## What is being asked
Whenever "icon" occurs in a line of the material, list that line.

## Records shown
▽

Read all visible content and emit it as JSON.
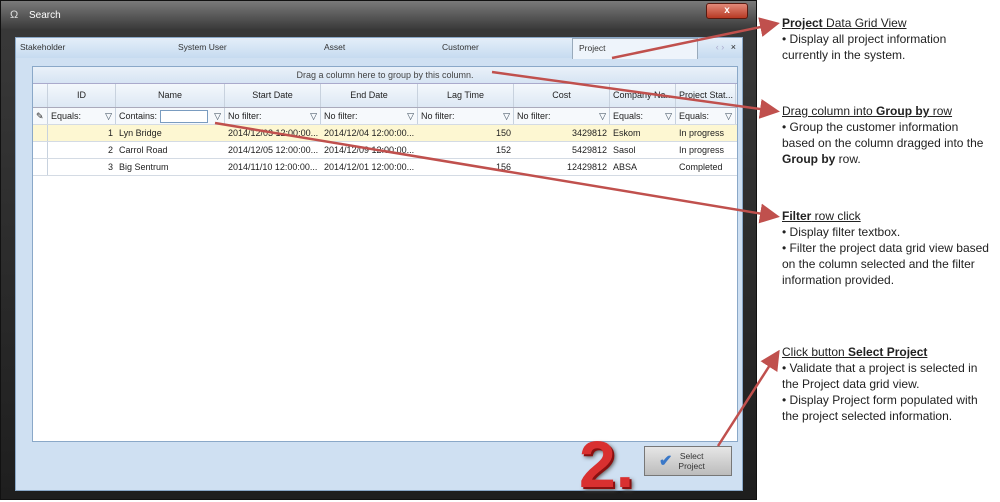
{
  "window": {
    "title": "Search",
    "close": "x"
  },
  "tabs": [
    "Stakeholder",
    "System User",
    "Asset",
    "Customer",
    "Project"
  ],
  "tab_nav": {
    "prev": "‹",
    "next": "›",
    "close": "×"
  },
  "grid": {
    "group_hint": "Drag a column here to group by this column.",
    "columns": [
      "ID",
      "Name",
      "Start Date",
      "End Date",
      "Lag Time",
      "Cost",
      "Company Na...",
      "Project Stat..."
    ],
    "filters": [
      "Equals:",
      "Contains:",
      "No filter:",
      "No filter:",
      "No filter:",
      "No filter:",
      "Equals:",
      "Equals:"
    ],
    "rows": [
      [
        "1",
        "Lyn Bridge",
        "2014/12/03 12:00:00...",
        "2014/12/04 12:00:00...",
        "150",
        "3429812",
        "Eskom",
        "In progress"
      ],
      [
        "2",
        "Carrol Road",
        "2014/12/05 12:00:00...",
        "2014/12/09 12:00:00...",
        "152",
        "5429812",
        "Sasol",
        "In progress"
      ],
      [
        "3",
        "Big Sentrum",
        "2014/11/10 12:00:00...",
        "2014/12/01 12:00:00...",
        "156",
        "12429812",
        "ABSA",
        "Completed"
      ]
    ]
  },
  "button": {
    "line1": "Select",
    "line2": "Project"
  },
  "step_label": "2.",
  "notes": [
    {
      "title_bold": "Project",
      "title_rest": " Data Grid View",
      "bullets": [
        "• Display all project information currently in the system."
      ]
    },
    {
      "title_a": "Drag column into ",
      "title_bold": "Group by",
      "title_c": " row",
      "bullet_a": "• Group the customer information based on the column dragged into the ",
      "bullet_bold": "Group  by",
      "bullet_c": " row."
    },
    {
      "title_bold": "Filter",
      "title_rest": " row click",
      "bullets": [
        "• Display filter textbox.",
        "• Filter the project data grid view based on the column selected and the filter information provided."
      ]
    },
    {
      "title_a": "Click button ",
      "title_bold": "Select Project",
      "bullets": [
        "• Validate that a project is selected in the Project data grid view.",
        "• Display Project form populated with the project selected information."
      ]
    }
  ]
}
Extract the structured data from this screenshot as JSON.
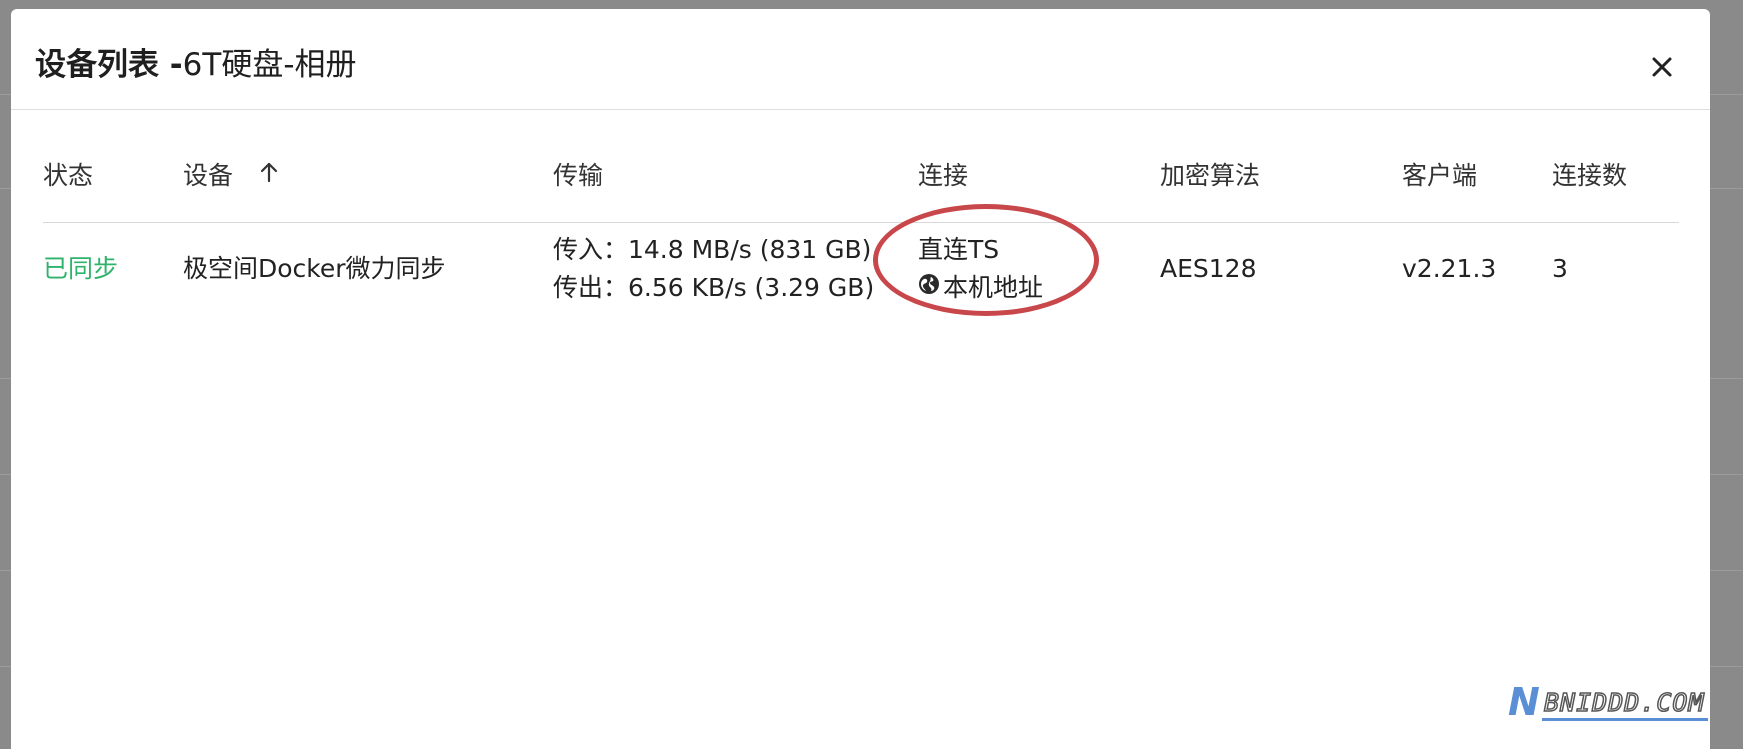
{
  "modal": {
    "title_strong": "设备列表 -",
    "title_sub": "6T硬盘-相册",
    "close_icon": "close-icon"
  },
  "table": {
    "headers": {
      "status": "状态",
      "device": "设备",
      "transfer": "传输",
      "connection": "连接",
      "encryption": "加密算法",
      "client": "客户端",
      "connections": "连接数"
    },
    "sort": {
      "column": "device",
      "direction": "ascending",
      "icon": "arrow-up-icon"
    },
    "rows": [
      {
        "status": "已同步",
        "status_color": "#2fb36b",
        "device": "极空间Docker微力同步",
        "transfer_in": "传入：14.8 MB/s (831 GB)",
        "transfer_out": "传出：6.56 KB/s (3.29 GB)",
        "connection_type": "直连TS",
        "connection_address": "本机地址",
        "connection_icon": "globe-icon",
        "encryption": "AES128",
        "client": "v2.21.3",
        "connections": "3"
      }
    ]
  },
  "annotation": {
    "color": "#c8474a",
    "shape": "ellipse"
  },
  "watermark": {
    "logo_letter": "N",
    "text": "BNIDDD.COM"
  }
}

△

## Response
    "close_icon": "close-icon"
      "icon": "arrow-up-icon"
        "connection_icon": "globe-icon",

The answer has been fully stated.